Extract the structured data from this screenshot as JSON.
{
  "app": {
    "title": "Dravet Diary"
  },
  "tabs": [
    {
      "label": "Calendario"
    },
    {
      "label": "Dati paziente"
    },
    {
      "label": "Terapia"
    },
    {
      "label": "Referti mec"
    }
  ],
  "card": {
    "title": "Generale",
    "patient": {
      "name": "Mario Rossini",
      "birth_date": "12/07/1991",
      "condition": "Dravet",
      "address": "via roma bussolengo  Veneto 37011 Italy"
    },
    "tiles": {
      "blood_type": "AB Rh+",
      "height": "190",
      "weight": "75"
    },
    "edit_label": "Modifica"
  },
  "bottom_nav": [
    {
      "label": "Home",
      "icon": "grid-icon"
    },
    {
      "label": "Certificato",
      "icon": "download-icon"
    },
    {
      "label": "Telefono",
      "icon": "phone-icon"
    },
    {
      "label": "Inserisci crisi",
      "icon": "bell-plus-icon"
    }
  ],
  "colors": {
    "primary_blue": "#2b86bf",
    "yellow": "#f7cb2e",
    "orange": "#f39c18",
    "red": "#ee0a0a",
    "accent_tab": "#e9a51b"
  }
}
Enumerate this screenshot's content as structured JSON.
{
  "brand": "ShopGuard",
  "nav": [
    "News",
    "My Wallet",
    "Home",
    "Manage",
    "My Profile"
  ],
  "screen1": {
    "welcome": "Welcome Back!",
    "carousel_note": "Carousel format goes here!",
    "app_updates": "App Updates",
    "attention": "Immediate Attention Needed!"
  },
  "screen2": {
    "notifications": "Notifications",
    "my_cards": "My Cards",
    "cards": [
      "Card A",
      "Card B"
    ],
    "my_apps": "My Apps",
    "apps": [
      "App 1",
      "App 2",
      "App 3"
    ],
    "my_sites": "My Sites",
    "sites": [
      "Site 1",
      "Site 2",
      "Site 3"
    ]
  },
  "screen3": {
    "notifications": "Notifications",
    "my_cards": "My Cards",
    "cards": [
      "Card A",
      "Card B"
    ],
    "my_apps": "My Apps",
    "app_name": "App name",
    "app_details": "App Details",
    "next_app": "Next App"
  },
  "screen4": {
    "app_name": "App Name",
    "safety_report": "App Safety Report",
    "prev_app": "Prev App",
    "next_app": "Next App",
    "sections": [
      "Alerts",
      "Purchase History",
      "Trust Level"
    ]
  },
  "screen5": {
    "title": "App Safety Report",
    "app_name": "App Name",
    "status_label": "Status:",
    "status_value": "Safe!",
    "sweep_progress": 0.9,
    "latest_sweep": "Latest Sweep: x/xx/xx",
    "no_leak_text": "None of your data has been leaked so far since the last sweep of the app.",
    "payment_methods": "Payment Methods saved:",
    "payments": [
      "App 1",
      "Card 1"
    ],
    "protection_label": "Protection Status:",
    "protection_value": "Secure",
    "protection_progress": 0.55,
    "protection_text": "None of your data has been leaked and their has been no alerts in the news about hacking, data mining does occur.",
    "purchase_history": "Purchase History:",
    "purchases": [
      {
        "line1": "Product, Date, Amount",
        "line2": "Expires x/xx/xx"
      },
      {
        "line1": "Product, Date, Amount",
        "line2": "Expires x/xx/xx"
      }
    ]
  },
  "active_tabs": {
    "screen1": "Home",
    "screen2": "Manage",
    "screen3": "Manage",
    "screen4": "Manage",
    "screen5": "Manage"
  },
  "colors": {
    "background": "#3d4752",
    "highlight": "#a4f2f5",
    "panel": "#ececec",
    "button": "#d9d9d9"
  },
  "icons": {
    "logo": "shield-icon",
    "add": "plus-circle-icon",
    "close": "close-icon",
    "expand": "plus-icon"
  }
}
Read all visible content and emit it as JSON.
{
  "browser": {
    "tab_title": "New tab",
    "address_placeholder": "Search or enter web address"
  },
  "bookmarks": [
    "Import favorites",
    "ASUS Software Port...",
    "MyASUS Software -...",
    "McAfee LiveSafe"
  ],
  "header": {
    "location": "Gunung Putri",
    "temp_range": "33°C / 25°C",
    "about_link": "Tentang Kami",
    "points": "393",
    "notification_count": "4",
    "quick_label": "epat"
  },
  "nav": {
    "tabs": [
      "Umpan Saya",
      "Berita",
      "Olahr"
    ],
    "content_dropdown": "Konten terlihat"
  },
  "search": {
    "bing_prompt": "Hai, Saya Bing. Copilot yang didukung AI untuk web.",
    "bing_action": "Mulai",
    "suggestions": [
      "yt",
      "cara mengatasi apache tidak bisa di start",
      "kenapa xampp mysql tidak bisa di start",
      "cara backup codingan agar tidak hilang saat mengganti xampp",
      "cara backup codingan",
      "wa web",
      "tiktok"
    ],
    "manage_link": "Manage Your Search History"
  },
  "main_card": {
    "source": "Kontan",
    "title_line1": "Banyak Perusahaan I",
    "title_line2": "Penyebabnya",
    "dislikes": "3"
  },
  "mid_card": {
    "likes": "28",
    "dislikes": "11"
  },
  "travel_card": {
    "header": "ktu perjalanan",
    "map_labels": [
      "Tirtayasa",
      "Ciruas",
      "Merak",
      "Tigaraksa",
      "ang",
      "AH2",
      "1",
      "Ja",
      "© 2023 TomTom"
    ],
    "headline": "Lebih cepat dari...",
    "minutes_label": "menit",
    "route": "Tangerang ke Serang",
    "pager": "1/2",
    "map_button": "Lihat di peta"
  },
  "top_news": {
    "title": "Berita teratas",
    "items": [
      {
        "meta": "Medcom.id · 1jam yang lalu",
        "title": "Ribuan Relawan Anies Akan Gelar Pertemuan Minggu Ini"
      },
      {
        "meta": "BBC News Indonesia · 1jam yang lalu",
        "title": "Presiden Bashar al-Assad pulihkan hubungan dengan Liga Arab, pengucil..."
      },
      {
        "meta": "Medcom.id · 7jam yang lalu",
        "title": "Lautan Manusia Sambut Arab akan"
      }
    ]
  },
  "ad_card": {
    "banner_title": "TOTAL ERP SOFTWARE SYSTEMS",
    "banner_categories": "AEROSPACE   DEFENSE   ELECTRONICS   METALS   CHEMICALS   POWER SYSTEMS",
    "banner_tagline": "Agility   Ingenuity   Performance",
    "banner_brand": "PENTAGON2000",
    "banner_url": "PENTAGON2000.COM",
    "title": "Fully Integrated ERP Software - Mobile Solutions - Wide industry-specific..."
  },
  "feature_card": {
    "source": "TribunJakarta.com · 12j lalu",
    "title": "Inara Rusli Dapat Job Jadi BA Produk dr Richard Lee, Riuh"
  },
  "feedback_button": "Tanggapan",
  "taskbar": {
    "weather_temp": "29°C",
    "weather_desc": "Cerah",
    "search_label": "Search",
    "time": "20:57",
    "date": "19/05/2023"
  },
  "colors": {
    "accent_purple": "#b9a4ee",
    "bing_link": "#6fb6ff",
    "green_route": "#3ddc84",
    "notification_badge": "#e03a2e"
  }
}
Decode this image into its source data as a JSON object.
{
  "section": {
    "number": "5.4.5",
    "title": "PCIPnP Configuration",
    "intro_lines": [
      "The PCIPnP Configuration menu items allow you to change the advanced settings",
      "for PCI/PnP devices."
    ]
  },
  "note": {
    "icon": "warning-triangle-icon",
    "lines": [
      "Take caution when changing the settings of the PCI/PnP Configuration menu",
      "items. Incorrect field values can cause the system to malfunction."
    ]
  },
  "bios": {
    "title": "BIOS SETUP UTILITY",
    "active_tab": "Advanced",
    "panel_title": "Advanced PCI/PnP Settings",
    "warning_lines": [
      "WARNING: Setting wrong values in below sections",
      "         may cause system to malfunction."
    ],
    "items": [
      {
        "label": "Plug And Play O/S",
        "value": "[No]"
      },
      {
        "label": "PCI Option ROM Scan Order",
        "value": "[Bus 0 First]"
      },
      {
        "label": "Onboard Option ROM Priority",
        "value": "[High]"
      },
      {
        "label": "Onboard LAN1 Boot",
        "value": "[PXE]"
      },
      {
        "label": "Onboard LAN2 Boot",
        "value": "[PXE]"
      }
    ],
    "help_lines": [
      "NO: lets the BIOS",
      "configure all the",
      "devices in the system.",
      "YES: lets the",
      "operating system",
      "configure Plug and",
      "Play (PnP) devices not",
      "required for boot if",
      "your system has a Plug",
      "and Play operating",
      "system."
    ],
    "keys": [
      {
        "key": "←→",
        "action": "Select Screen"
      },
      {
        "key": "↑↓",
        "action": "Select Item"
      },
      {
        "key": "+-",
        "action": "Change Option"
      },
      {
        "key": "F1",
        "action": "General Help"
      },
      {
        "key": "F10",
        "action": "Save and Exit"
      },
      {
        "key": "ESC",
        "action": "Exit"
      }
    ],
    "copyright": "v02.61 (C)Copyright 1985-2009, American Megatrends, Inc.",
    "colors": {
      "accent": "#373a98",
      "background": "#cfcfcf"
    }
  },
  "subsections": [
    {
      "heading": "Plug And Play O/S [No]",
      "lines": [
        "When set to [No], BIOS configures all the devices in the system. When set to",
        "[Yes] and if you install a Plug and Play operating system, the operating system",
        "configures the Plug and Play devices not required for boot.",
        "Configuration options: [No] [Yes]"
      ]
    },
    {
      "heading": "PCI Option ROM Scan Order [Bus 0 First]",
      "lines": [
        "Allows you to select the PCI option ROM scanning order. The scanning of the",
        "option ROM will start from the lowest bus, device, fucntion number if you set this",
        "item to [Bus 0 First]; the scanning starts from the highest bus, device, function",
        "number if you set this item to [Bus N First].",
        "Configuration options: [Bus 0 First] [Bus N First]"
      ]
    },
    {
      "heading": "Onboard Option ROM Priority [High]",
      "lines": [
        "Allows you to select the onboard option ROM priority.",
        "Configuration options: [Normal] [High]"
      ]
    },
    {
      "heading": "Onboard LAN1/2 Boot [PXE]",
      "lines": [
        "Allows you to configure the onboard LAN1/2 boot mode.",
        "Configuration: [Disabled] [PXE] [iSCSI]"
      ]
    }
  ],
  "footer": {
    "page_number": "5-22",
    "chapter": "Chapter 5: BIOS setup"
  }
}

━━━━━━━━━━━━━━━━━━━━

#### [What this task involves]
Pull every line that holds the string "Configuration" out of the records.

#### [Exercise result]
    "title": "PCIPnP Configuration",
      "The PCIPnP Configuration menu items allow you to change the advanced settings",
      "Take caution when changing the settings of the PCI/PnP Configuration menu",
        "Configuration options: [No] [Yes]"
        "Configuration options: [Bus 0 First] [Bus N First]"
        "Configuration options: [Normal] [High]"
        "Configuration: [Disabled] [PXE] [iSCSI]"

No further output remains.